Alectra vogelii Benth. (Family: Scrophulariaceae) is a vascular hemiparasite of various leguminous crops in Africa, including peanut (Arachis hypogaea), bambara groundnut (Vigna subterranea), cowpea (Vigna unguiculata), common bean (Phaseolus vulgaris), soybean (Glycine max), and mung bean (Vigna radiata) (1). It is a common parasite of peanut in Angola, Burkina Faso, Malawi, Mozambique, Nigeria, Swaziland, Zambia, and Zimbabwe (2). During April and May 2000, A. vogelii was observed parasitizing several wild Arachis species in a field at the Chitedze Agricultural Research Station near Lilongwe, Malawi. These species were part of a germ plasm enhancement program that included A. appressipila (ICRISAT Groundnut Accession number [ICG] 8127), A. batizocoi (ICG 8124), A. benensis (ICG 13215), A. cardenasii (ICG 13164 and 13166), A. correntina (ICG 8918), A. duranensis (ICG 13200), A. helodes (ICG 8955 and 14917), A. hoehnei (ICG 13228), A. magna (ICG 8960), A. pintoi (ICG 13222 and 14914), A. stenosperma (ICG 13172 and 13223), and A. valida (ICG 13230). In addition, A. vogelii was observed on four unidentified Arachis species (ICG 13231, 14875, 14888, and 14907). Parasitized plants were less vigorous and connections between A. vogelii and host plants could be observed by carefully removing the soil in the root zone. Mature A. vogelii plants were 0.3 to 0.5 m and had multiple stems branching at the base. Subsoil plant parts were a deep orange color. Flowers were prominent lemon yellow with horseshoe-shaped stigmata and leaves were light green. This is the first report of A. vogelii parasitizing wild Arachis species.

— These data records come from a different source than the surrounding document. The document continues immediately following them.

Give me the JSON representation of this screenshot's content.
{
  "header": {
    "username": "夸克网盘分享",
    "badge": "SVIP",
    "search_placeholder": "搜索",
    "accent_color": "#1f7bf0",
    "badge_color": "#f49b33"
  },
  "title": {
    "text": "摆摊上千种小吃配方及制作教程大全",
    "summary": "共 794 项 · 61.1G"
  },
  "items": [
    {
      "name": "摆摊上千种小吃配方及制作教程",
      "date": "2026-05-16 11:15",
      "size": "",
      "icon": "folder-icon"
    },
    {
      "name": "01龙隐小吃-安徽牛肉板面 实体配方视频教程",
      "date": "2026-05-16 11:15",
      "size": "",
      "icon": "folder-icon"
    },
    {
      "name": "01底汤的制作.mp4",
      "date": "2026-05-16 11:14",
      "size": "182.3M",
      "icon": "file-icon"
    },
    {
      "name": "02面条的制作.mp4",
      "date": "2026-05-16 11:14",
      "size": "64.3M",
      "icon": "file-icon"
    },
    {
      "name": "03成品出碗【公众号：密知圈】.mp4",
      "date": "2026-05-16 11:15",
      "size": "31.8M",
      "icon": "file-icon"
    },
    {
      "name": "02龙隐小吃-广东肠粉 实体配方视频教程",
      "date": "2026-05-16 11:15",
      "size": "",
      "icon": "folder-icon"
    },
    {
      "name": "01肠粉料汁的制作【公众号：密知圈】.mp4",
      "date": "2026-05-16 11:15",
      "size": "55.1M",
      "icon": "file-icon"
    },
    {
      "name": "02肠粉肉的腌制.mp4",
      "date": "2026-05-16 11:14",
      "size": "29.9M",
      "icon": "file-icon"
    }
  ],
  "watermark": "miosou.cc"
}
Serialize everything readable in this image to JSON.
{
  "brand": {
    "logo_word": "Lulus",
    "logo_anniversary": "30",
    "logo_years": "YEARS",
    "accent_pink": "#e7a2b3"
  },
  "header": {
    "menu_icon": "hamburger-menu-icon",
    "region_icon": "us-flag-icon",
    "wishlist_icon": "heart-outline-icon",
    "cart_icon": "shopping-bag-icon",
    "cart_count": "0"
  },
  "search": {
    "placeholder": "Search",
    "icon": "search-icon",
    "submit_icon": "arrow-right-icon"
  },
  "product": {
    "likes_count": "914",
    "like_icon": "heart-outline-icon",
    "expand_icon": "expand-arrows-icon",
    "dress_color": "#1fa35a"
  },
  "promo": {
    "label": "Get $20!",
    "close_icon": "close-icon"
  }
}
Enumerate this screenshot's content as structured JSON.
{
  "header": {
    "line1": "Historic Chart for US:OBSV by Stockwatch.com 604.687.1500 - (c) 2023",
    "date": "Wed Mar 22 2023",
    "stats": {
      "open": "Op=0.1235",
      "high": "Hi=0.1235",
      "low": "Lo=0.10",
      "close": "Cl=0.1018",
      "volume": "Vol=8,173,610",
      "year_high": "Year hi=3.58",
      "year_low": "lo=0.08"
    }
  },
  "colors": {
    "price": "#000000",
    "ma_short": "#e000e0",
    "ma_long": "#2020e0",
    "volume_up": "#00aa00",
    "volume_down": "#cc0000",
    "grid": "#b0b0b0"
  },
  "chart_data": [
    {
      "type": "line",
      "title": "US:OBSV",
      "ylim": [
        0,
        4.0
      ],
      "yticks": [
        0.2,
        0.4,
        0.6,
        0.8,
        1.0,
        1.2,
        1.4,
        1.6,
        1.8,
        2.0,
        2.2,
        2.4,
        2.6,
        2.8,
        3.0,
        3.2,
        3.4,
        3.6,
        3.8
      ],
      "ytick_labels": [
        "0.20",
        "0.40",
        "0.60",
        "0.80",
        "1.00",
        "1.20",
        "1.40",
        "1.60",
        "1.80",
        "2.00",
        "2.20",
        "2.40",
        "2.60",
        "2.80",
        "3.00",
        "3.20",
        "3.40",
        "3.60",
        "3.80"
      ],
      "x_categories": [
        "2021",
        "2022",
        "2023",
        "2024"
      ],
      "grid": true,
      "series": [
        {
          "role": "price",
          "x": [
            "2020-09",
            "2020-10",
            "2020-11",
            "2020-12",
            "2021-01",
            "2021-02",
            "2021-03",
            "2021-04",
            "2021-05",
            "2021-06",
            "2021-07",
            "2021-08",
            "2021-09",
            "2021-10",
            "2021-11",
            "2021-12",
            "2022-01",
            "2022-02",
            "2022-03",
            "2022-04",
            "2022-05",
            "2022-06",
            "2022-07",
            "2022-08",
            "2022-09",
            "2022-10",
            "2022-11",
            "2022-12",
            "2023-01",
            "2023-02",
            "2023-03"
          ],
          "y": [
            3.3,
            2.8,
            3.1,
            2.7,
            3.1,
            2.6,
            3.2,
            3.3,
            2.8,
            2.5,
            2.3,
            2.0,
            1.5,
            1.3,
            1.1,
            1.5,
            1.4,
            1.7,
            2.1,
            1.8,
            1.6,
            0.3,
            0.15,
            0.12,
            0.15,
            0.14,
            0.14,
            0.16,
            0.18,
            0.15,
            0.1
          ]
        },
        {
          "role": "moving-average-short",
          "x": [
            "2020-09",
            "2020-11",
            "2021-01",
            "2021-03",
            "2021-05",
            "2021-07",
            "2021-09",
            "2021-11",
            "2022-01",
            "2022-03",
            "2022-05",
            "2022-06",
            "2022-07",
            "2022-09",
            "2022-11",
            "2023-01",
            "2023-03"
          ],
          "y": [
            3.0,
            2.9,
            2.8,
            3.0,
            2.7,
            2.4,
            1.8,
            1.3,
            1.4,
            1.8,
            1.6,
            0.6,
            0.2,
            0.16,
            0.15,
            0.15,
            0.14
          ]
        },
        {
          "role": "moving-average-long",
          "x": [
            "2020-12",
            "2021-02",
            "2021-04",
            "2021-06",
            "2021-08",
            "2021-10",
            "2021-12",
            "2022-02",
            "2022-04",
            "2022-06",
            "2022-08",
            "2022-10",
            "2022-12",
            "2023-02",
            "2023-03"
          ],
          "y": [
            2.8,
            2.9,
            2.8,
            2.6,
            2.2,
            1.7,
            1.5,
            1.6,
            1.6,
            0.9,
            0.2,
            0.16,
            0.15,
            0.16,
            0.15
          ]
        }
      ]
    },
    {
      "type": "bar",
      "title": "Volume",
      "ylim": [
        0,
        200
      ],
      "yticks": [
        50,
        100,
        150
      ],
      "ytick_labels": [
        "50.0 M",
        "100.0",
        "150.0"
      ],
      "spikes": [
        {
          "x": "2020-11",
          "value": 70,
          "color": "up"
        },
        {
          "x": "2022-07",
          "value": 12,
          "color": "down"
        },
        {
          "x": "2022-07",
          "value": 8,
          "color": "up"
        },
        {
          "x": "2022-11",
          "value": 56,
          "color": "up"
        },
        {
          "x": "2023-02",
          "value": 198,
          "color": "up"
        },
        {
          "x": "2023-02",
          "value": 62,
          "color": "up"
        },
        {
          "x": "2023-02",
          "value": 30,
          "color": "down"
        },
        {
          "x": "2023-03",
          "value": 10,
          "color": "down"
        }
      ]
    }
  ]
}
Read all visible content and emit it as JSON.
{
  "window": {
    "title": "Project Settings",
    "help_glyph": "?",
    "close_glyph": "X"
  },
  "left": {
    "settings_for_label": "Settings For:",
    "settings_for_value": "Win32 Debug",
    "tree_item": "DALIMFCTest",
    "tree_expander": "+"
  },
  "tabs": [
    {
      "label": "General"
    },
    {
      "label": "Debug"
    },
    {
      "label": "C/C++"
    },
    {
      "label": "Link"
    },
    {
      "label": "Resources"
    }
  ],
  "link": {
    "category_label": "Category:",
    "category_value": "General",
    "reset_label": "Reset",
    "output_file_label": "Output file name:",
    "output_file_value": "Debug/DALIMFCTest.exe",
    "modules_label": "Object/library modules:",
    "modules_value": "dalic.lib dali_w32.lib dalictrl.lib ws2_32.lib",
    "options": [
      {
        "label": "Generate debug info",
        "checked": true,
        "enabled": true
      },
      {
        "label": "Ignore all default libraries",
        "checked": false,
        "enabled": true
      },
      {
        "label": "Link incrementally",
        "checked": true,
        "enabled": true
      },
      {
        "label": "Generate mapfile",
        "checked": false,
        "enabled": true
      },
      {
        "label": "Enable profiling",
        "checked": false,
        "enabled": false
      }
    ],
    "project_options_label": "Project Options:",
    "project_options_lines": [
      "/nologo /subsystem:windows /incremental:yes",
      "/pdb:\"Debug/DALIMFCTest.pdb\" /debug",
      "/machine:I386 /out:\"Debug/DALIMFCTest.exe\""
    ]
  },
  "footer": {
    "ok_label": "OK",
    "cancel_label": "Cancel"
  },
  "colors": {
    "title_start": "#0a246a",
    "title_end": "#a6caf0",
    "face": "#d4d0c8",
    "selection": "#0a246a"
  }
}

References: (1) C. Parker. Crop Prot. 10:6--22, 1991. (2) P. Subrahmanyam. 1997. Parasitic flowering plants. Pages 70--71 in: Compendium of Peanut Diseases, 2nd Ed. N. Kokalis-Burelle, D. M. Porter, R. Rodriguez-Kabana, D. H. Smith, and P. Subrahmanyam, eds. American Phytopathological Society, St. Paul, MN.

© 2001 The American Phytopathological Society